Appellant here relies upon Millard v. Hathaway, supra. Respondents cite Carter v. Hopkins, 79 Cal. 82 [21 P. 549], in which money had been advanced by one Bouldin, plaintiff's intestate, to purchase a lot in San Francisco, title to which was taken in the name of Hopkins. In the action brought to establish a resulting trust, there was testimony that there had been a settlement between Bouldin and Hopkins in which the latter had conveyed to Bouldin certain property in San Bernardino County in payment of all advances made by Bouldin, although there was no conveyance by Bouldin of his interest in the trust property. A nonsuit granted at the close of plaintiff's evidence was sustained. Upon appeal Millard v. Hathaway, supra, was cited and relied upon, but the court stated: "Conceding that a resulting trust was established as to the lot in the city and county of San Francisco, the court is of the opinion that this trust was extinguished by the conveyance [96 Cal. App. 2d 470] by Hopkins to Bouldin of the land in the county of San Bernardino, and that the statute of frauds does not require a conveyance by Bouldin to Hopkins of his equitable interest in the San Francisco lot."

An interesting discussion of the point here at issue may be found in Nicolds v. Storch, 67 Cal. App. 2d 8, at 14-16 [153 P.2d 561]. The question is not there directly decided however, because of the applicability of the doctrine of equitable estoppel to the facts presented.

In the cause here under review, it is clear that after the agreement of July 5, 1946, was made, respondents paid all taxes and other expenses of maintaining the property as well as the installments on the trust deed, and that appellant made no contributions of any kind, testifying at the trial that after the agreement was made she considered she was no longer responsible for payments on the trust deed.
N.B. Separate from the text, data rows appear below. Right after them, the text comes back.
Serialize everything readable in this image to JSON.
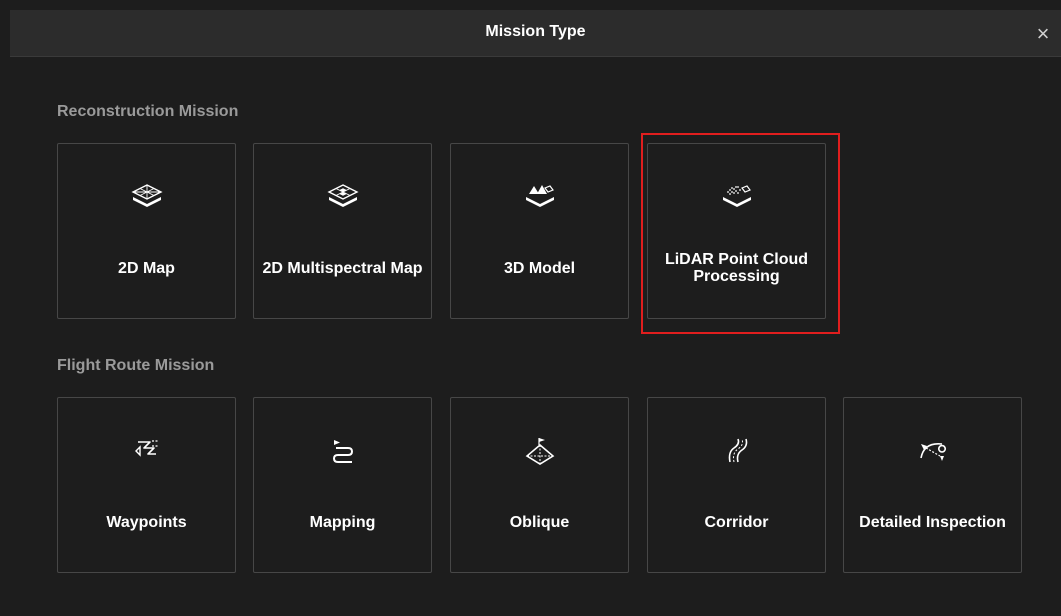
{
  "dialog": {
    "title": "Mission Type",
    "close_glyph": "×"
  },
  "reconstruction": {
    "label": "Reconstruction Mission",
    "items": [
      {
        "label": "2D Map",
        "icon": "2d-map-icon"
      },
      {
        "label": "2D Multispectral Map",
        "icon": "multispectral-map-icon"
      },
      {
        "label": "3D Model",
        "icon": "3d-model-icon"
      },
      {
        "label": "LiDAR Point Cloud Processing",
        "icon": "lidar-point-cloud-icon",
        "selected": true
      }
    ]
  },
  "flight_route": {
    "label": "Flight Route Mission",
    "items": [
      {
        "label": "Waypoints",
        "icon": "waypoints-icon"
      },
      {
        "label": "Mapping",
        "icon": "mapping-route-icon"
      },
      {
        "label": "Oblique",
        "icon": "oblique-icon"
      },
      {
        "label": "Corridor",
        "icon": "corridor-icon"
      },
      {
        "label": "Detailed Inspection",
        "icon": "detailed-inspection-icon"
      }
    ]
  },
  "colors": {
    "background": "#1d1d1d",
    "titlebar": "#2c2c2c",
    "card_border": "#474747",
    "section_label": "#9a9a9a",
    "selection_outline": "#e01e1e"
  }
}
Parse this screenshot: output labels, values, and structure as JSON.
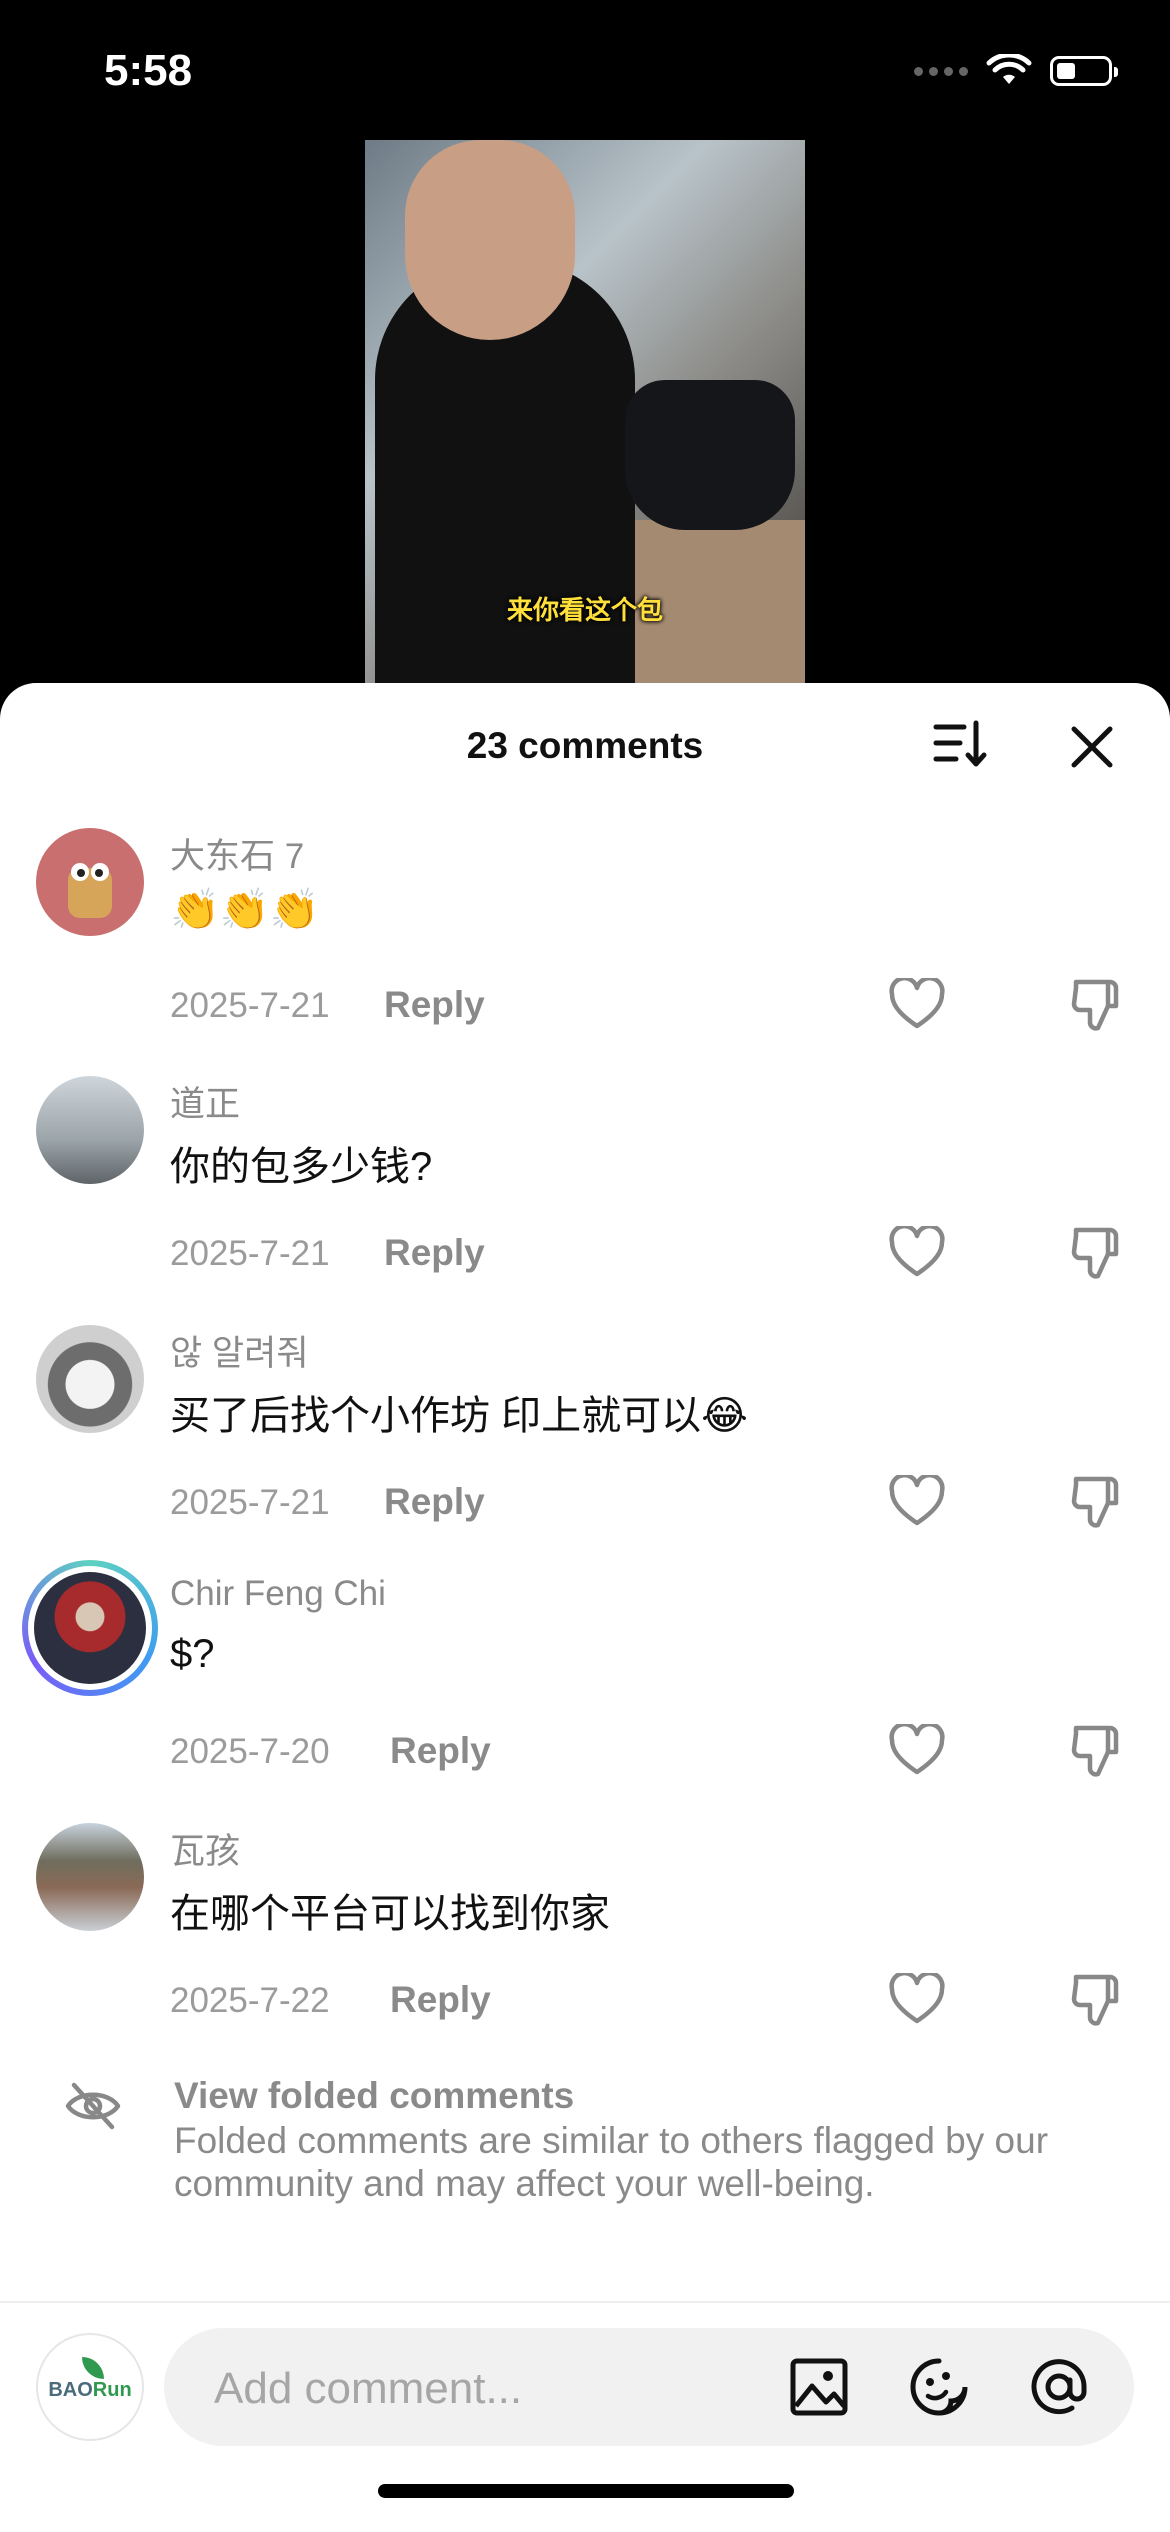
{
  "status": {
    "time": "5:58"
  },
  "video": {
    "caption": "来你看这个包"
  },
  "sheet": {
    "title": "23 comments",
    "sort_icon": "sort-icon",
    "close_icon": "close-icon"
  },
  "comments": [
    {
      "username": "大东石 7",
      "text": "👏👏👏",
      "date": "2025-7-21",
      "reply_label": "Reply"
    },
    {
      "username": "道正",
      "text": "你的包多少钱?",
      "date": "2025-7-21",
      "reply_label": "Reply"
    },
    {
      "username": "않 알려줘",
      "text": "买了后找个小作坊 印上就可以😂",
      "date": "2025-7-21",
      "reply_label": "Reply"
    },
    {
      "username": "Chir Feng Chi",
      "text": "$?",
      "date": "2025-7-20",
      "reply_label": "Reply"
    },
    {
      "username": "瓦孩",
      "text": "在哪个平台可以找到你家",
      "date": "2025-7-22",
      "reply_label": "Reply"
    }
  ],
  "folded": {
    "title": "View folded comments",
    "description": "Folded comments are similar to others flagged by our community and may affect your well-being."
  },
  "composer": {
    "placeholder": "Add comment...",
    "avatar_logo_left": "BAO",
    "avatar_logo_right": "Run"
  }
}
Such factual situation comes within the doctrine of equitable estoppel stated in 106 American Law Reports 1318, to wit: "Whatever may be the nature of the trust relation, all courts agree that where there has been some performance by the trustee in accordance with the oral contract, or where his position has been changed as a result of it, the surrender is effective irrespective of the requirements of the Statute of Frauds."

The judgment is affirmed.

White, P. J., and Doran, J., concurred.